The default GPU frequency on Tursa compute nodes was changed from 1410 MHz to 1040 MHz on Thursday 15 Dec 2022 to improve the energy efficiency of the service.

Users can control the GPU frequency in their job submission scripts:

  • --gpu-freq=<desired GPU freq in MHz> allows users to set the GPU frequency on a per job basis. The frequency can be set in the range 210 - 1410 MHz in steps of 15 MHz.


When setting the GPU frequency you will see an error in the output from the job that says control disabled. This is an incorrect message due to an issue with how Slurm sets the GPU frequency and can be safely ignored.

mpirun: Launching parallel jobs

If you are running parallel jobs, your job submission script should contain one or more mpirun commands to launch the parallel executable across the compute nodes. You will usually add the following options to mpirun:

  • -np <number of MPI processes>: specify the number of MPI processes to launch
  • --map-by-numa
  • -x $LD_LIBRARY_PATH: ensure that the library paths are available to MPI processes
  • --bind-to none

Example job submission scripts

Example: job submission script for Grid parallel job using CUDA

A job submission script for a Grid job that uses 4 compute nodes, 16 MPI processes per node and 4 GPUs per node:


# Slurm job options (job-name, compute nodes, job time)
#SBATCH --job-name=Example_Grid_job
#SBATCH --time=12:0:0
#SBATCH --nodes=4
#SBATCH --tasks-per-node=4
#SBATCH --cpus-per-task=8
#SBATCH --gres=gpu:4

# Replace [budget code] below with your budget code (e.g. t01)
#SBATCH --account=[budget code]             
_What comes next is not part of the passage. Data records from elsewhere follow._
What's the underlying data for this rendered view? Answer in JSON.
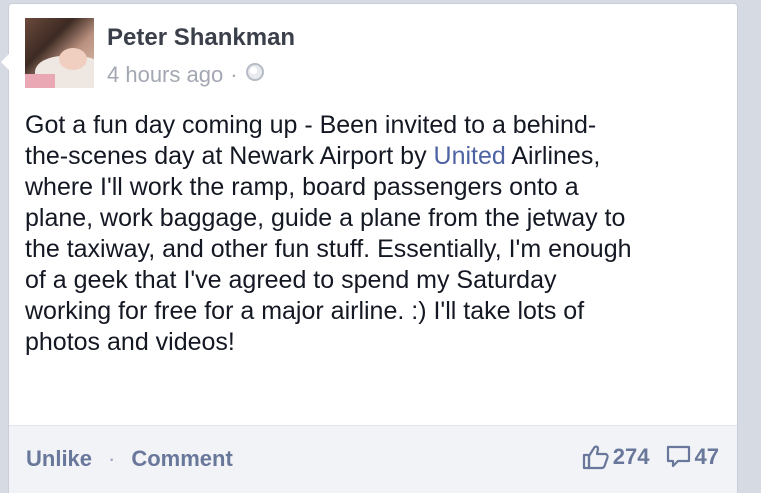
{
  "post": {
    "author": "Peter Shankman",
    "timestamp": "4 hours ago",
    "meta_separator": "·",
    "privacy_icon": "globe-icon",
    "text_lines": [
      {
        "before": "Got a fun day coming up - Been invited to a behind-",
        "link": "",
        "after": ""
      },
      {
        "before": "the-scenes day at Newark Airport by ",
        "link": "United",
        "after": " Airlines,"
      },
      {
        "before": "where I'll work the ramp, board passengers onto a",
        "link": "",
        "after": ""
      },
      {
        "before": "plane, work baggage, guide a plane from the jetway to",
        "link": "",
        "after": ""
      },
      {
        "before": "the taxiway, and other fun stuff. Essentially, I'm enough",
        "link": "",
        "after": ""
      },
      {
        "before": "of a geek that I've agreed to spend my Saturday",
        "link": "",
        "after": ""
      },
      {
        "before": "working for free for a major airline. :) I'll take lots of",
        "link": "",
        "after": ""
      },
      {
        "before": "photos and videos!",
        "link": "",
        "after": ""
      }
    ]
  },
  "footer": {
    "unlike_label": "Unlike",
    "separator": "·",
    "comment_label": "Comment",
    "like_icon": "thumbs-up-icon",
    "like_count": "274",
    "comment_icon": "comment-bubble-icon",
    "comment_count": "47"
  },
  "colors": {
    "link": "#4e63a3",
    "action_text": "#69779a",
    "footer_bg": "#f1f3f7",
    "page_bg": "#d6dae3"
  }
}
# Load the correct modules
module load gcc/9.3.0
module load cuda/11.4.1 
module load openmpi/4.1.1-cuda11.4



# Settings for MPI performance
export OMPI_MCA_btl=^uct,openib
export UCX_TLS=rc,rc_x,sm,cuda_copy,cuda_ipc,gdr_copy
export UCX_RNDV_THRESH=16384
export UCX_RNDV_SCHEME=put_zcopy

export OMPI_MCA_io=romio321
export OMPI_MCA_btl_openib_allow_ib=true
export OMPI_MCA_btl_openib_device_type=infiniband
export OMPI_MCA_btl_openib_if_exclude=mlx5_1,mlx5_2,mlx5_3

# These will need to be changed to match the actual application you are running
options="arg 1 arg2"

mpirun -np $SLURM_NTASKS --map-by numa -x LD_LIBRARY_PATH --bind-to none ./ ${application} ${options}"

This will run your executable "grid" in parallel usimg 16 MPI processes on 4 nodes, 8 OpenMP thread will be used per MPI process and 4 GPUs will be used per node (32 cores per node, 4 GPUs per node). Slurm will allocate 4 nodes to your job and srun will place 4 MPI processes on each node.

When running on Tursa it is important that we specify how each of the GPU's interacts with the network interfaces to reach optimal network communication performance. To achieve this, we introduce a wrapper script (specified as in the example job script above) that sets a number of environment parameters for each rank in a node (each GPU in a node) explicitly tell each rank which network interface it should use to communicate internode. script example:


numa1=$(( 2 * $lrank))
numa2=$(( 2 * $lrank + 1 ))

export UCX_NET_DEVICES=mlx5_${lrank}:1

echo "`hostname` - $lrank device=$CUDA_VISIBLE_DEVICES binding=$BINDING"

numactl ${BINDING}  $*

See above for a more detailed discussion of the different sbatch options